After the brutality of World War II, the United States sought to usher in a new era of optimism in the late 1940’s through an ambitious embassy program that called on some of the greatest architects of the century to design buildings that represented a new foreign policy of openness, dialogue and progress. Those efforts are now the central theme of the latest exhibition at the Neubauer Collegium entitled Havana Case Study , which runs now through Dec. 15, 2017. It is one of several programs that...

Air pollution cuts three years off lifespans in northern China

Mon, 06/18/2018 - 16:25
Editor’s note: This story has been translated into Chinese . There are currently an estimated 4.5 billion people around the world exposed to levels of particulate air pollution that are at least twice what the World Health Organization considers safe. Yet the impact of sustained exposure to pollution on a person’s life expectancy has largely remained a vexingly unanswered question—until now. A study published Sept. 11 in the Proceedings of the National Academy of Sciences finds that a Chinese...

Living in poverty puts demands on attention that impair decision-making

Mon, 06/18/2018 - 16:25
If the interest rate banks paid on customers’ deposits were to soar from 0.3 percent to 5 percent, you would expect that most people would start saving more. But, it turns out, most people aren’t that calculating. In a recent field experiment in Chile, a large majority of people did not increase their savings in response to the higher interest rate. But when their peers were watching, savings almost doubled when the participants in the experiment announced their savings goals to a self-help...

Smart Museum exhibition crowd-sources blankets for art-based activism
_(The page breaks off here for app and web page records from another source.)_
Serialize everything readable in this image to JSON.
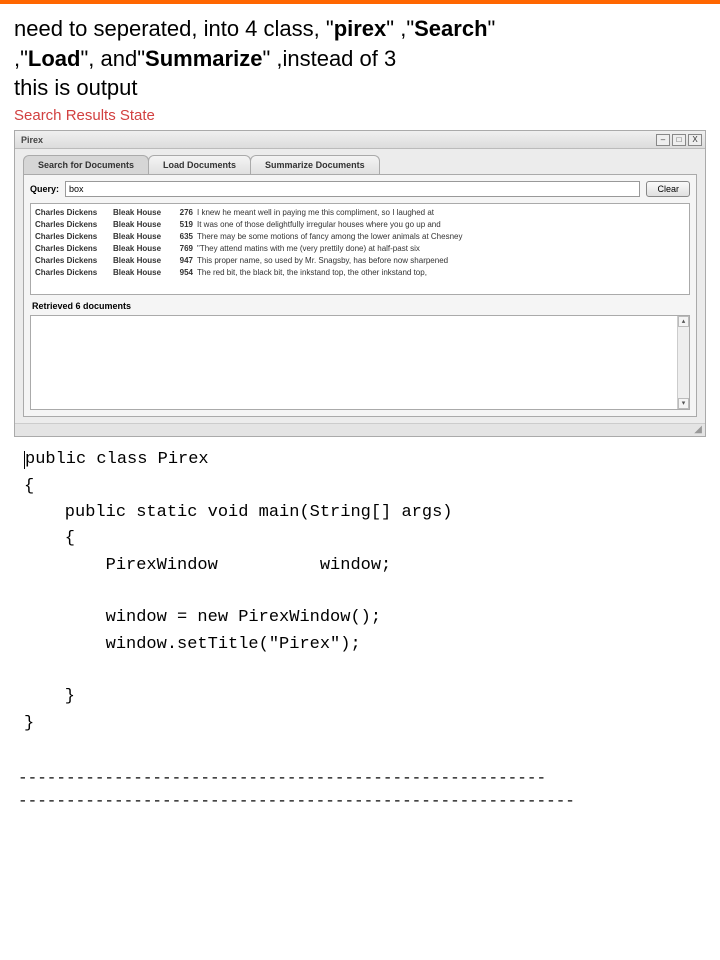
{
  "question": {
    "line1_pre": "need to seperated, into 4 class, \"",
    "b1": "pirex",
    "mid1": "\" ,\"",
    "b2": "Search",
    "line1_post": "\"",
    "line2_pre": ",\"",
    "b3": "Load",
    "mid2": "\", and\"",
    "b4": "Summarize",
    "line2_post": "\" ,instead of 3",
    "subtext": "this is output",
    "red_heading": "Search Results State"
  },
  "window": {
    "title": "Pirex",
    "buttons": {
      "min": "–",
      "max": "□",
      "close": "X"
    }
  },
  "tabs": {
    "t0": "Search for Documents",
    "t1": "Load Documents",
    "t2": "Summarize Documents"
  },
  "query": {
    "label": "Query:",
    "value": "box",
    "clear": "Clear"
  },
  "results": [
    {
      "author": "Charles Dickens",
      "title": "Bleak House",
      "num": "276",
      "snippet": "I knew he meant well in paying me this compliment, so I laughed at"
    },
    {
      "author": "Charles Dickens",
      "title": "Bleak House",
      "num": "519",
      "snippet": "It was one of those delightfully irregular houses where you go up and"
    },
    {
      "author": "Charles Dickens",
      "title": "Bleak House",
      "num": "635",
      "snippet": "There may be some motions of fancy among the lower animals at Chesney"
    },
    {
      "author": "Charles Dickens",
      "title": "Bleak House",
      "num": "769",
      "snippet": "\"They attend matins with me (very prettily done) at half-past six"
    },
    {
      "author": "Charles Dickens",
      "title": "Bleak House",
      "num": "947",
      "snippet": "This proper name, so used by Mr. Snagsby, has before now sharpened"
    },
    {
      "author": "Charles Dickens",
      "title": "Bleak House",
      "num": "954",
      "snippet": "The red bit, the black bit, the inkstand top, the other inkstand top,"
    }
  ],
  "retrieved": "Retrieved 6 documents",
  "code": {
    "l1a": "public class Pirex",
    "l2": "{",
    "l3": "    public static void main(String[] args)",
    "l4": "    {",
    "l5": "        PirexWindow          window;",
    "l6": "",
    "l7": "        window = new PirexWindow();",
    "l8": "        window.setTitle(\"Pirex\");",
    "l9": "",
    "l10": "    }",
    "l11": "}"
  },
  "dashes": {
    "d1": "-------------------------------------------------------",
    "d2": "----------------------------------------------------------"
  }
}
Mon, 06/18/2018 - 16:25
Boxes of blankets began pouring into the Smart Museum of Art over the summer, hundreds a week, bearing postmarks from Ohio, Arizona, Washington, Massachusetts and beyond. They arrived as part of Welcome Blanket , a project from designer and artist Jayna Zweiman that recasts the roughly 2,000-mile distance of the proposed border wall between the United States and Mexico into handmade blankets. Representing the distance of the wall in lengths of yarn—over 3,000 blankets to be knit from 3,500,640...
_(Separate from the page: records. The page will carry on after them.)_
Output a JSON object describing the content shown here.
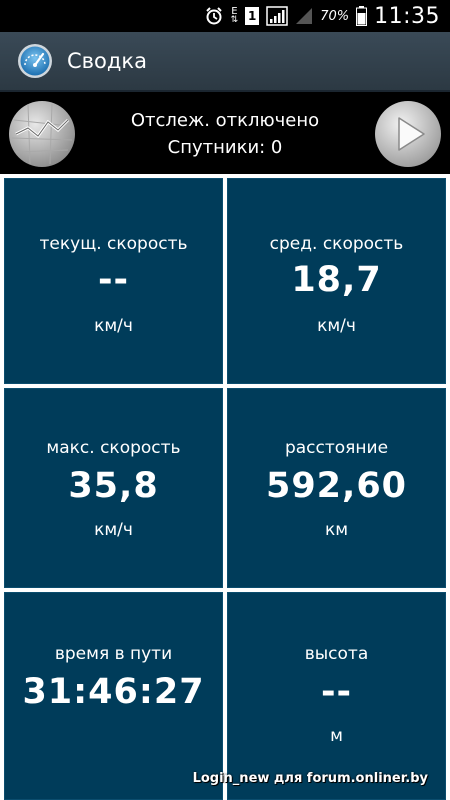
{
  "status_bar": {
    "battery": "70%",
    "time": "11:35",
    "sim_label": "1",
    "network_label": "E"
  },
  "app_bar": {
    "title": "Сводка",
    "logo_icon": "speedometer-icon"
  },
  "tracking": {
    "status": "Отслеж. отключено",
    "satellites": "Спутники: 0",
    "map_icon": "map-route-icon",
    "play_icon": "play-icon"
  },
  "tiles": [
    {
      "label": "текущ. скорость",
      "value": "--",
      "unit": "км/ч"
    },
    {
      "label": "сред. скорость",
      "value": "18,7",
      "unit": "км/ч"
    },
    {
      "label": "макс. скорость",
      "value": "35,8",
      "unit": "км/ч"
    },
    {
      "label": "расстояние",
      "value": "592,60",
      "unit": "км"
    },
    {
      "label": "время в пути",
      "value": "31:46:27",
      "unit": ""
    },
    {
      "label": "высота",
      "value": "--",
      "unit": "м"
    }
  ],
  "watermark": "Login_new для forum.onliner.by",
  "colors": {
    "tile_bg": "#003c5a",
    "grid_lines": "#ffffff",
    "appbar_bg": "#34434f"
  }
}
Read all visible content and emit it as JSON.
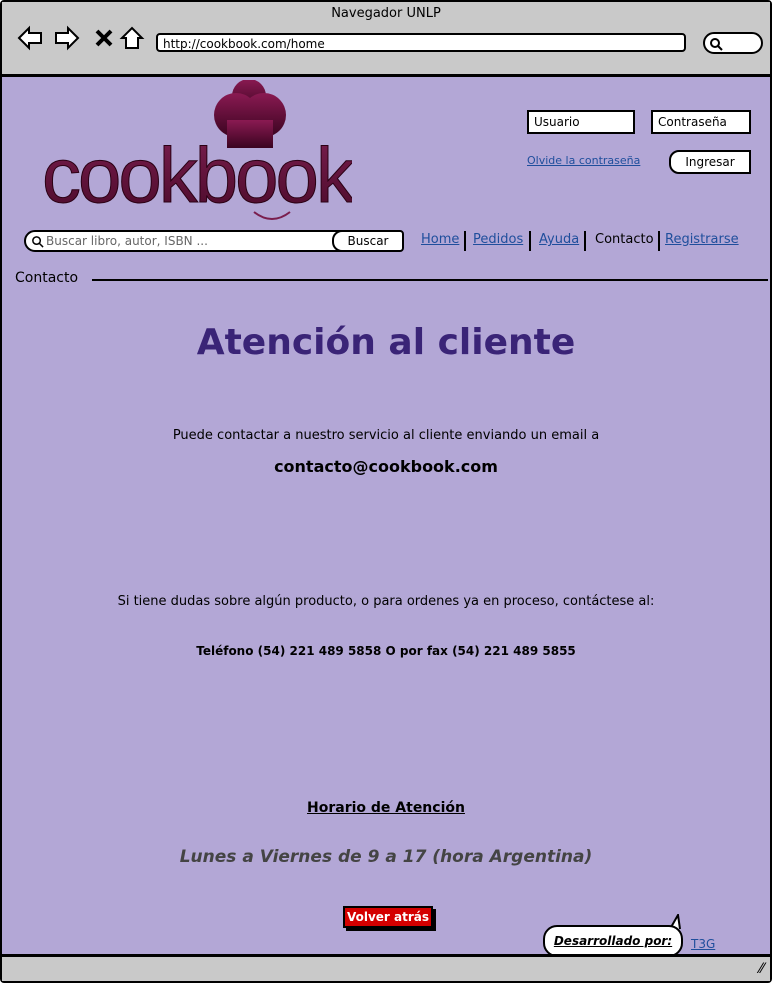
{
  "window": {
    "title": "Navegador UNLP",
    "url": "http://cookbook.com/home"
  },
  "logo": {
    "text": "cookbook"
  },
  "login": {
    "user_placeholder": "Usuario",
    "password_placeholder": "Contraseña",
    "forgot_label": "Olvide la contraseña",
    "submit_label": "Ingresar"
  },
  "search": {
    "placeholder": "Buscar libro, autor, ISBN ...",
    "button_label": "Buscar"
  },
  "nav": {
    "home": "Home",
    "pedidos": "Pedidos",
    "ayuda": "Ayuda",
    "contacto": "Contacto",
    "registrarse": " Registrarse"
  },
  "breadcrumb": "Contacto",
  "content": {
    "title": "Atención al cliente",
    "intro": "Puede contactar a nuestro servicio al cliente enviando un email a",
    "email": "contacto@cookbook.com",
    "dudas": "Si tiene dudas sobre algún producto, o para ordenes ya en proceso, contáctese al:",
    "telefono": "Teléfono (54) 221 489 5858 O por fax (54) 221 489 5855",
    "horario_label": "Horario de Atención",
    "horario": "Lunes a Viernes de 9 a 17 (hora Argentina)",
    "back_label": "Volver atrás"
  },
  "footer": {
    "developed_by": "Desarrollado por:",
    "team": "T3G"
  },
  "colors": {
    "background": "#b3a7d6",
    "title": "#3a2477",
    "logo": "#6a0a3a",
    "back_button": "#d40000",
    "link": "#1f4e9c"
  }
}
Regional support for rebel groups can increase violence, study shows

Mon, 06/18/2018 - 16:25
The news is filled with stories about insurgencies—about terrorist attacks, the groups perpetrating them and the steps taken to defeat their fighters. However, there’s a tendency to look at just one country at a time when trying to find solutions, not at the relationship of the country attacked with those that surround it, and little is known about trans-national insurgent activities. Luis R. Martinez, assistant professor at the University of Chicago Harris School of Public Policy, shows in a...

Studying lists of last names reveal hiring practices in higher education

Mon, 06/18/2018 - 16:25
Using lists of names collected from publicly available websites, two University of Chicago researchers have revealed distinctive patterns in higher education systems, ranging from ethnic representation and gender imbalance in the sciences, to the presence of academic couples, and even the illegal hiring of relatives in Italian universities. “This study was an exercise in exploiting bare-bones techniques,” said author Stefano Allesina , professor of ecology and evolution and a member of the...

University statement on climate and the environment

Mon, 06/18/2018 - 16:25
Understanding the scale and nature of the scientific, environmental, economic, policy and public health aspects of climate change demands evidence-based research in an environment of free and open inquiry. The University of Chicago and affiliated laboratories such as the Marine Biological Laboratory remain deeply committed to supporting faculty, students and researchers addressing these important issues from diverse perspectives. These efforts include, but are not limited to, modeling climate...

Pages